*Work to complete*. Copy out all lines in the data below containing the string "title".

*Data shown*.

>>>>>

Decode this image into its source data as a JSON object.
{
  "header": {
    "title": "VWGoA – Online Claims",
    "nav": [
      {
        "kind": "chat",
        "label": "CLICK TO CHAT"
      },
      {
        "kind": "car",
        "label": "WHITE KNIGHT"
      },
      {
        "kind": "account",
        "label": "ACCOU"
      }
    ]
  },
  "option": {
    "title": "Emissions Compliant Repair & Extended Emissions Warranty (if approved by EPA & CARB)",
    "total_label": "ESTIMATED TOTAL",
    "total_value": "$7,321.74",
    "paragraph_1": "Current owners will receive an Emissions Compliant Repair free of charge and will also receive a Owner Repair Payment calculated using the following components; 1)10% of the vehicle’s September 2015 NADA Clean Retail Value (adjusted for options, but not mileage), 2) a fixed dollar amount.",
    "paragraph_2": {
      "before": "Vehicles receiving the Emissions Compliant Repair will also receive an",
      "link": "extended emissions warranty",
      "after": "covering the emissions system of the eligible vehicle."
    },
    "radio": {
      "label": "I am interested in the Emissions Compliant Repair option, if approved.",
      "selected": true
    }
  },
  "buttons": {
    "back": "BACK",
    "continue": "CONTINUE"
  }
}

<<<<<
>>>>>

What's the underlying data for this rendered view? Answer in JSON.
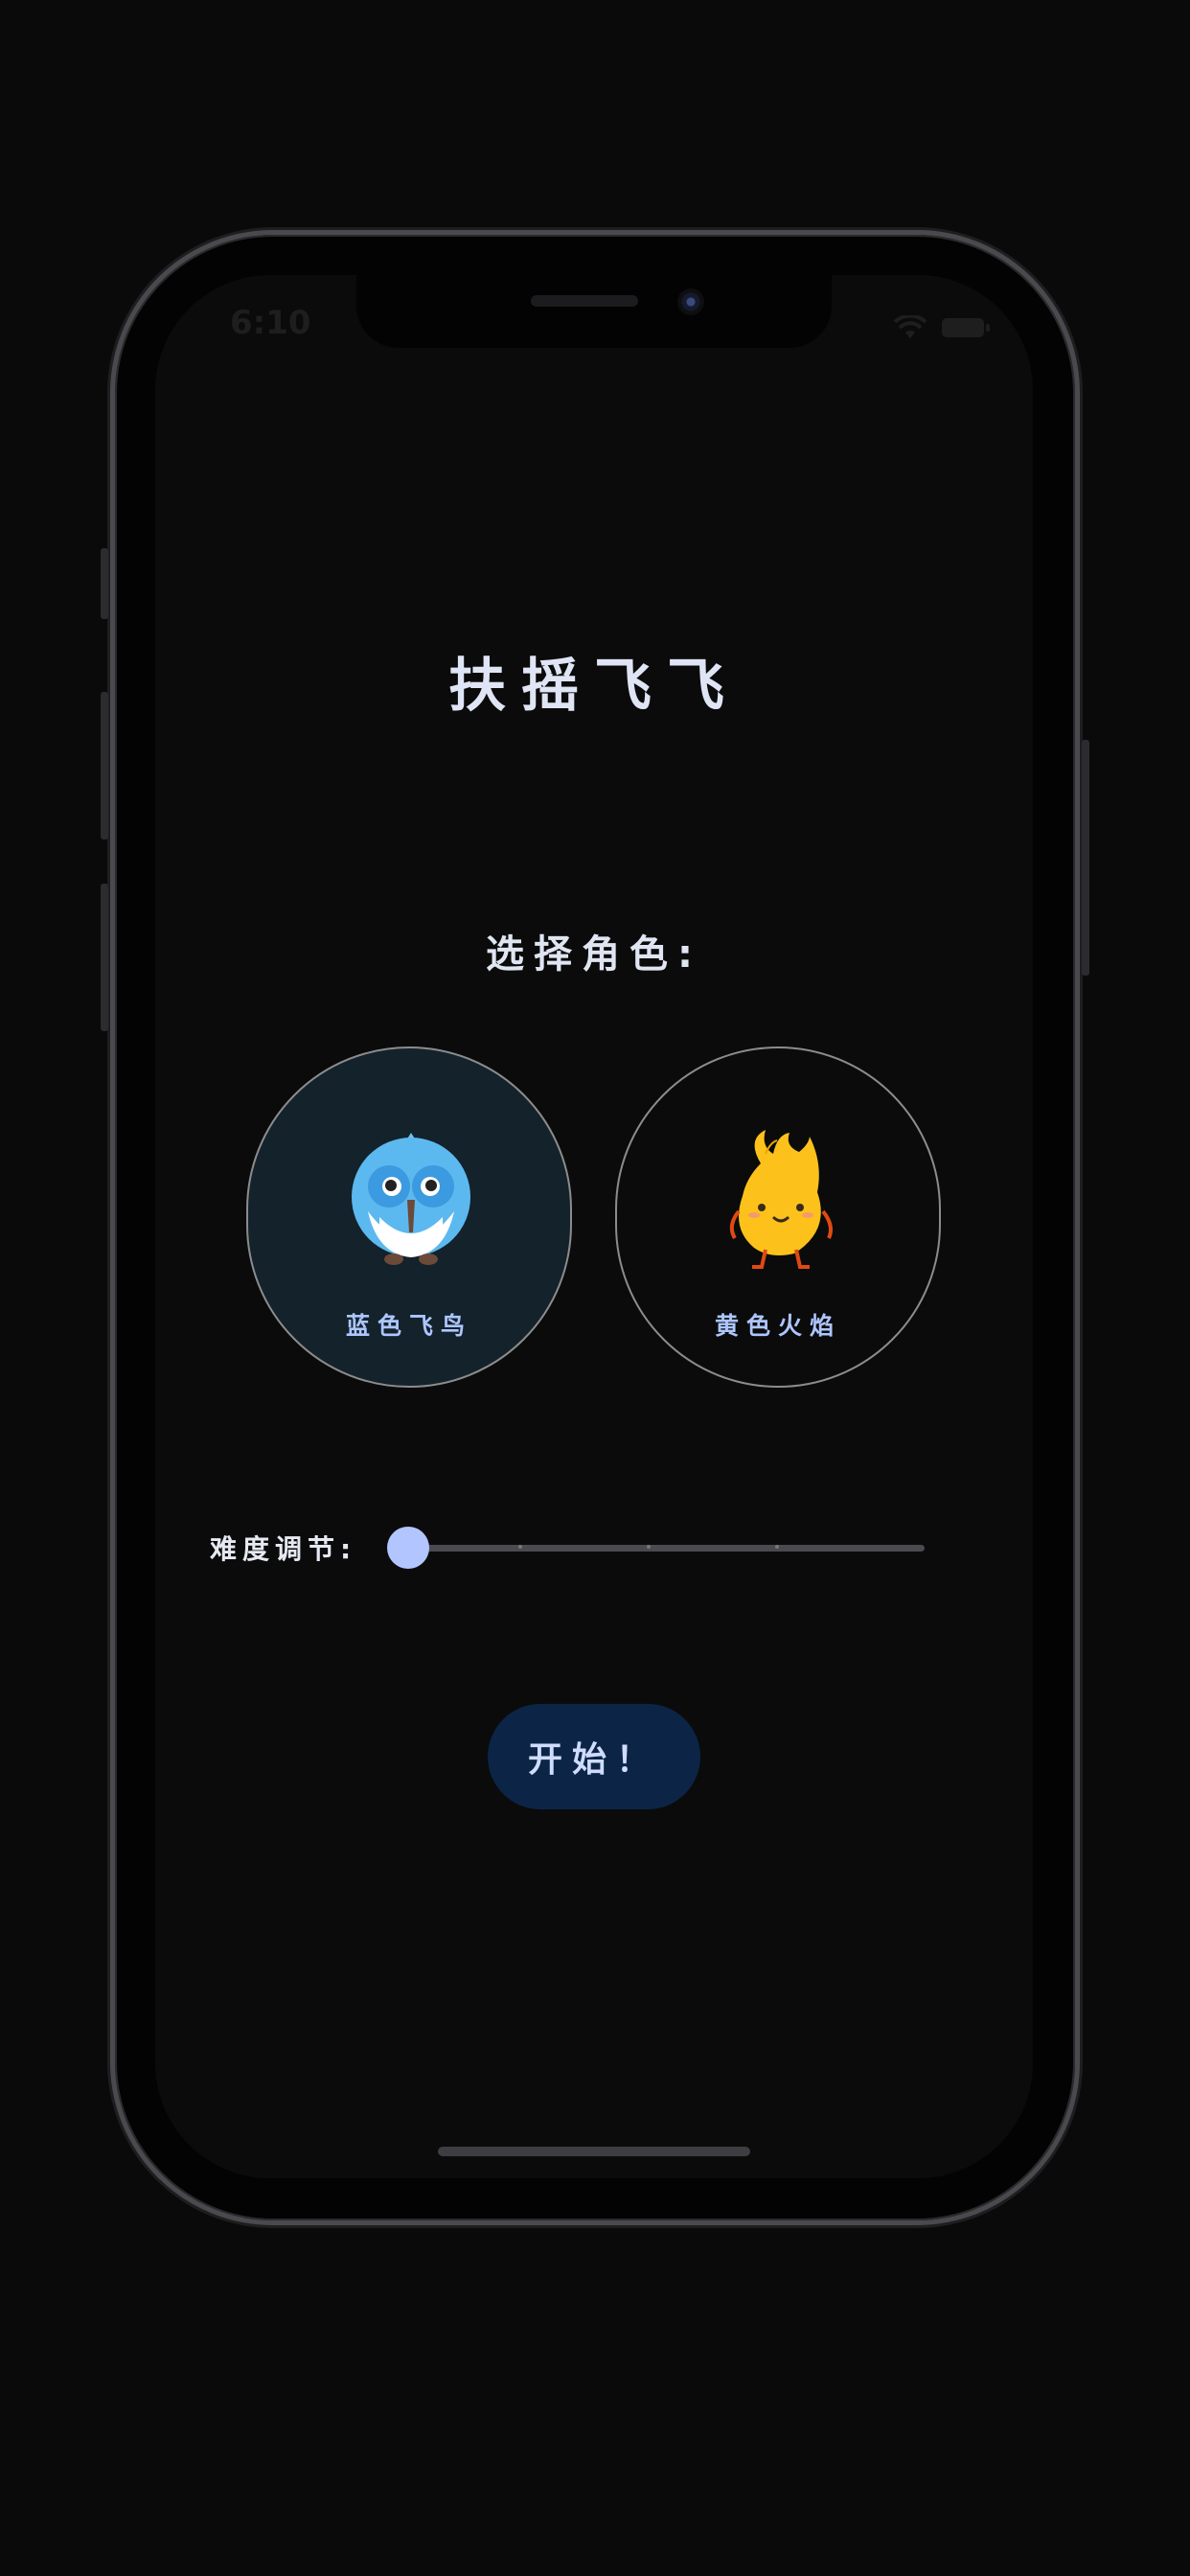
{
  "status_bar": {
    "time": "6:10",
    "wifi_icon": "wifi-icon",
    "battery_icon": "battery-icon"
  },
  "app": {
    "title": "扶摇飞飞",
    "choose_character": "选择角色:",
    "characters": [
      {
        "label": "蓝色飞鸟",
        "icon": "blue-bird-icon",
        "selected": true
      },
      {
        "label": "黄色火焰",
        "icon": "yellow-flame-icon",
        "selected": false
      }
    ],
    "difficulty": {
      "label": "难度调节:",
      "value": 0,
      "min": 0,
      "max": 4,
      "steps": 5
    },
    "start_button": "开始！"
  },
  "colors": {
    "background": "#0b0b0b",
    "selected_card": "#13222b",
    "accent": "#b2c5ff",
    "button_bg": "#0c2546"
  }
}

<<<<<

*Output for this task*.
    "title": "VWGoA – Online Claims",
    "title": "Emissions Compliant Repair & Extended Emissions Warranty (if approved by EPA & CARB)",
    "title": "扶摇飞飞",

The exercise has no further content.